App and web page records:
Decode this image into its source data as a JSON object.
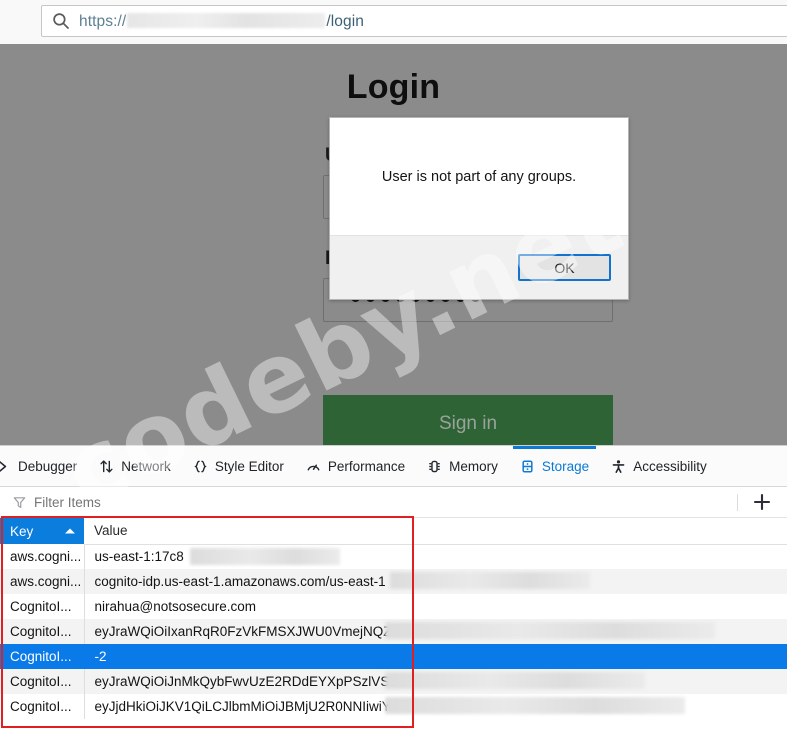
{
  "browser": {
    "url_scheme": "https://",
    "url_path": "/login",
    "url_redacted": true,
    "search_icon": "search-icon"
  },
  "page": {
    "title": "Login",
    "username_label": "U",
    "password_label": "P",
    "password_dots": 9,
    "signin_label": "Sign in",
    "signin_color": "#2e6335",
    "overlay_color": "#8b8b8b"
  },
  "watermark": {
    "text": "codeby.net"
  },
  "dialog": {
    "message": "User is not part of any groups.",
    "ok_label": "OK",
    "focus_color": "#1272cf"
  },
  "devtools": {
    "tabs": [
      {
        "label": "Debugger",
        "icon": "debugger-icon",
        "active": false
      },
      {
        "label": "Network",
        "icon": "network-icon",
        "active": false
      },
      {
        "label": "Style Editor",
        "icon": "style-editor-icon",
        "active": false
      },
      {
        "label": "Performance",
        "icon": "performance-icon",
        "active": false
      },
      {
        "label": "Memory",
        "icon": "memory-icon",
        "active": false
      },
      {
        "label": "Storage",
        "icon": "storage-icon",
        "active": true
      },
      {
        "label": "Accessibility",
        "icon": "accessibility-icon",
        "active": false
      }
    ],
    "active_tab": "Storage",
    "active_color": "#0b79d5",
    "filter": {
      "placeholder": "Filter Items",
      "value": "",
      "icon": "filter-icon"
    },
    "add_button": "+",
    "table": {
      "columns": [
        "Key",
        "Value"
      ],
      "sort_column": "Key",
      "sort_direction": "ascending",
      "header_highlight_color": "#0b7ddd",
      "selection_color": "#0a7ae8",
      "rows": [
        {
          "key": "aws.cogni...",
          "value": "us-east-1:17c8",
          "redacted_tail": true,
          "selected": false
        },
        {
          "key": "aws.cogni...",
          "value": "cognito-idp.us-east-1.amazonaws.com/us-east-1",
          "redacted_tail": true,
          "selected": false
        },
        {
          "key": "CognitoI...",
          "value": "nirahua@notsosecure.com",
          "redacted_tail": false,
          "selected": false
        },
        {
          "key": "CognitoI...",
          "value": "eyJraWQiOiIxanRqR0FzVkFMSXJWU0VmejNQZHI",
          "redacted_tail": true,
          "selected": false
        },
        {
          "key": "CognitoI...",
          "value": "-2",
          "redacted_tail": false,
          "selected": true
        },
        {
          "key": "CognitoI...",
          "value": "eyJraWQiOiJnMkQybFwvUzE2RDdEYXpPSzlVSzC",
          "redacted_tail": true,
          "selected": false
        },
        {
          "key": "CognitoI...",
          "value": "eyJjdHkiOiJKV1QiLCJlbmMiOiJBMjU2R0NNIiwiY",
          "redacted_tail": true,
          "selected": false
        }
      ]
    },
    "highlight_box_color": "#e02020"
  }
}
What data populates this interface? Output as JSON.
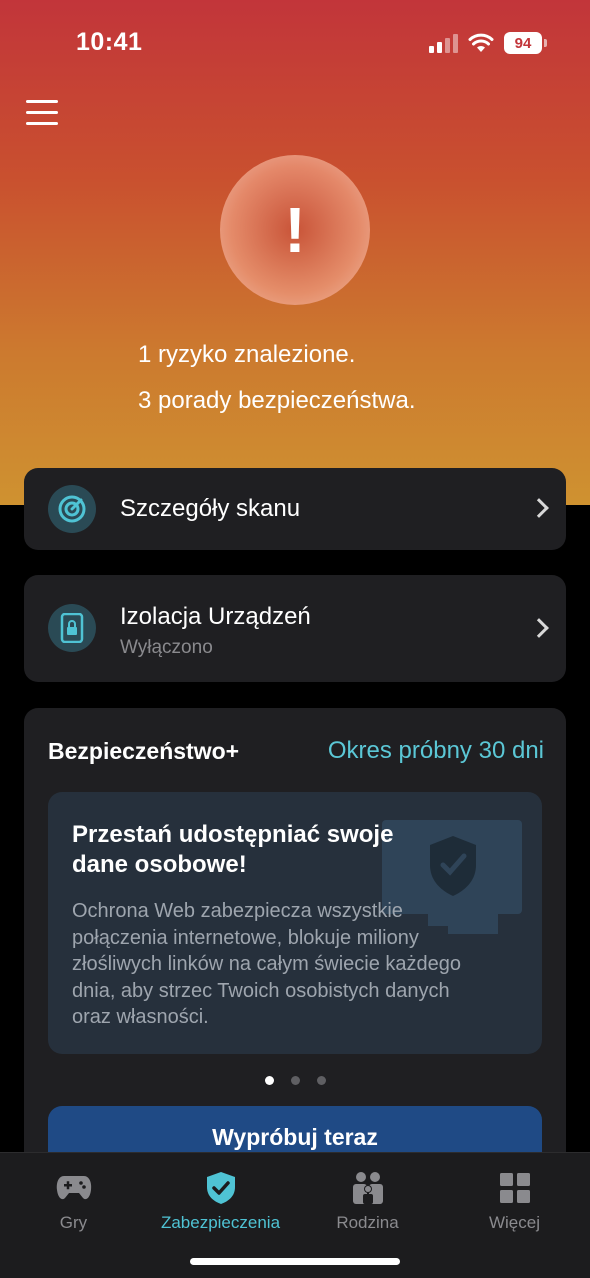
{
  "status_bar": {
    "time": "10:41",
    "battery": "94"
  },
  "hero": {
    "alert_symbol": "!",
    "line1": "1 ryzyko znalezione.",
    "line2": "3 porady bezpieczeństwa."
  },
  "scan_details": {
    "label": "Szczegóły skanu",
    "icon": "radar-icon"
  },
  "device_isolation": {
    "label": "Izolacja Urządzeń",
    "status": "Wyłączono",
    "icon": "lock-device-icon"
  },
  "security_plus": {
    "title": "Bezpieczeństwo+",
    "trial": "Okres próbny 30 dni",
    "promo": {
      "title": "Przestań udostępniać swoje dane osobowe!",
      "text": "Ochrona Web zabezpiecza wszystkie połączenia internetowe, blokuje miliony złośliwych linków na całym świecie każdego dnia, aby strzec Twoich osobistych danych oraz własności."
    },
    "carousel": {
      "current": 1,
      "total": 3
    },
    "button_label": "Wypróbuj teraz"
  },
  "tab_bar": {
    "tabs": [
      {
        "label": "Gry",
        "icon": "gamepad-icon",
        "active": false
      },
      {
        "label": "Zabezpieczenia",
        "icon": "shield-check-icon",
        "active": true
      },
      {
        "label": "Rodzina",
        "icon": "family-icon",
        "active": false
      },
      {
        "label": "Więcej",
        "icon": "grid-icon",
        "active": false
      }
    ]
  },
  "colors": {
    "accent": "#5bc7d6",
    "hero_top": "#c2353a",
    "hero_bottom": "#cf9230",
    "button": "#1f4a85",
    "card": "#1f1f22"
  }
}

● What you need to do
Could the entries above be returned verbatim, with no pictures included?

● Solution below
Decode this image into its source data as a JSON object.
{
  "browser": {
    "url_scheme": "https://",
    "url_path": "/login",
    "url_redacted": true,
    "search_icon": "search-icon"
  },
  "page": {
    "title": "Login",
    "username_label": "U",
    "password_label": "P",
    "password_dots": 9,
    "signin_label": "Sign in",
    "signin_color": "#2e6335",
    "overlay_color": "#8b8b8b"
  },
  "watermark": {
    "text": "codeby.net"
  },
  "dialog": {
    "message": "User is not part of any groups.",
    "ok_label": "OK",
    "focus_color": "#1272cf"
  },
  "devtools": {
    "tabs": [
      {
        "label": "Debugger",
        "icon": "debugger-icon",
        "active": false
      },
      {
        "label": "Network",
        "icon": "network-icon",
        "active": false
      },
      {
        "label": "Style Editor",
        "icon": "style-editor-icon",
        "active": false
      },
      {
        "label": "Performance",
        "icon": "performance-icon",
        "active": false
      },
      {
        "label": "Memory",
        "icon": "memory-icon",
        "active": false
      },
      {
        "label": "Storage",
        "icon": "storage-icon",
        "active": true
      },
      {
        "label": "Accessibility",
        "icon": "accessibility-icon",
        "active": false
      }
    ],
    "active_tab": "Storage",
    "active_color": "#0b79d5",
    "filter": {
      "placeholder": "Filter Items",
      "value": "",
      "icon": "filter-icon"
    },
    "add_button": "+",
    "table": {
      "columns": [
        "Key",
        "Value"
      ],
      "sort_column": "Key",
      "sort_direction": "ascending",
      "header_highlight_color": "#0b7ddd",
      "selection_color": "#0a7ae8",
      "rows": [
        {
          "key": "aws.cogni...",
          "value": "us-east-1:17c8",
          "redacted_tail": true,
          "selected": false
        },
        {
          "key": "aws.cogni...",
          "value": "cognito-idp.us-east-1.amazonaws.com/us-east-1",
          "redacted_tail": true,
          "selected": false
        },
        {
          "key": "CognitoI...",
          "value": "nirahua@notsosecure.com",
          "redacted_tail": false,
          "selected": false
        },
        {
          "key": "CognitoI...",
          "value": "eyJraWQiOiIxanRqR0FzVkFMSXJWU0VmejNQZHI",
          "redacted_tail": true,
          "selected": false
        },
        {
          "key": "CognitoI...",
          "value": "-2",
          "redacted_tail": false,
          "selected": true
        },
        {
          "key": "CognitoI...",
          "value": "eyJraWQiOiJnMkQybFwvUzE2RDdEYXpPSzlVSzC",
          "redacted_tail": true,
          "selected": false
        },
        {
          "key": "CognitoI...",
          "value": "eyJjdHkiOiJKV1QiLCJlbmMiOiJBMjU2R0NNIiwiY",
          "redacted_tail": true,
          "selected": false
        }
      ]
    },
    "highlight_box_color": "#e02020"
  }
}
What data populates this interface? Output as JSON.
{
  "status_bar": {
    "time": "10:41",
    "battery": "94"
  },
  "hero": {
    "alert_symbol": "!",
    "line1": "1 ryzyko znalezione.",
    "line2": "3 porady bezpieczeństwa."
  },
  "scan_details": {
    "label": "Szczegóły skanu",
    "icon": "radar-icon"
  },
  "device_isolation": {
    "label": "Izolacja Urządzeń",
    "status": "Wyłączono",
    "icon": "lock-device-icon"
  },
  "security_plus": {
    "title": "Bezpieczeństwo+",
    "trial": "Okres próbny 30 dni",
    "promo": {
      "title": "Przestań udostępniać swoje dane osobowe!",
      "text": "Ochrona Web zabezpiecza wszystkie połączenia internetowe, blokuje miliony złośliwych linków na całym świecie każdego dnia, aby strzec Twoich osobistych danych oraz własności."
    },
    "carousel": {
      "current": 1,
      "total": 3
    },
    "button_label": "Wypróbuj teraz"
  },
  "tab_bar": {
    "tabs": [
      {
        "label": "Gry",
        "icon": "gamepad-icon",
        "active": false
      },
      {
        "label": "Zabezpieczenia",
        "icon": "shield-check-icon",
        "active": true
      },
      {
        "label": "Rodzina",
        "icon": "family-icon",
        "active": false
      },
      {
        "label": "Więcej",
        "icon": "grid-icon",
        "active": false
      }
    ]
  },
  "colors": {
    "accent": "#5bc7d6",
    "hero_top": "#c2353a",
    "hero_bottom": "#cf9230",
    "button": "#1f4a85",
    "card": "#1f1f22"
  }
}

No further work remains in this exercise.